Twenty years after America married Maxon, The Heir is told from the perspective of their oldest child, Eadlyn. The first female heir in the monarchy’s history, she grew up in a very different, caste-less Illéa than the one readers came to know in the first three books. But the dissolution of the castes hasn’t been as smooth as her parents hoped and the Selection has been resurrected to buy them all some time to figure out how to handle the growing unrest in their post-caste country. But with Eadlyn at the center of the Selection and thirty-five young men staying at the palace, it’s a Selection unlike any before.
The twenty year jump from The One to The Heir and shift in narrator—it’s still told in first person which is still a bit annoying but it’s Eadlyn’s perspective instead of America’s so it’s a welcome change at this point—mean the reader gets to see many favorite characters return but from a new and very different point of view. America and Maxon are parents to Eadlyn and her three brothers. Aspen, Lucy, Marlee, and May are all back too but in such different capacities.

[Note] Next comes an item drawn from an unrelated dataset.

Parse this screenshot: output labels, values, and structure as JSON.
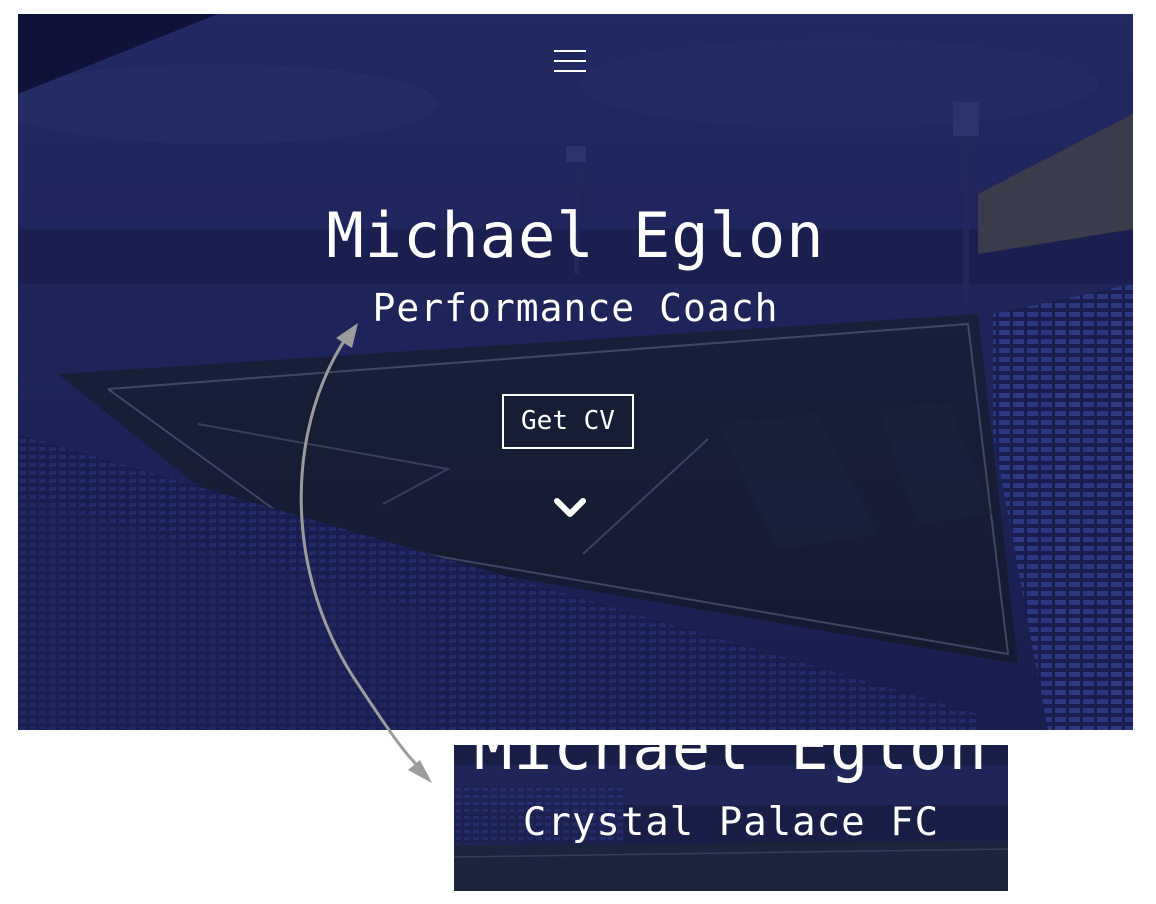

The world building issues that were so bothersome in The Elite and The One cease to be an issue with The Heir because the themes at the heart of this novel are less dependent on the fictional world of Illéa. Eadlyn has to deal with the fact that she’s a woman in a position of power, a role where the double standards are everywhere and she must come to understand what it is she wants and needs in a partner—if she wants one. Her interactions with the Selected are so relevant to young women in today’s world—the ways they’re intimidated by her and how that translates to the watching public versus where she’s coming from and what her intent is speaks volumes about the experience of growing up, dating, and working while female. Everything she notices—the way her decisiveness is seen as harsh, the way showing affection gets her called loose while remaining reserved gets her called cold—all ring so true.
There are several tried-and-true tropes at work in The Heir but they’re not as heavy-handed as some of the earlier books in the series, in part because the feminist themes form such a strong supporting structure for the narrative. While it was completely obvious how America’s romantic affairs would ultimately turn out from the very beginning of The Selection, there are several viable options Eadlyn could choose.
So where I was only continuing with the series from habit going into this book, I’m actively waiting for the next book to see how it resolves—and I really hope this storyline isn’t stretched beyond one more book; I feel that it’s stronger to begin with than the original trio of books but that could be severely weakened if that winds up being the case.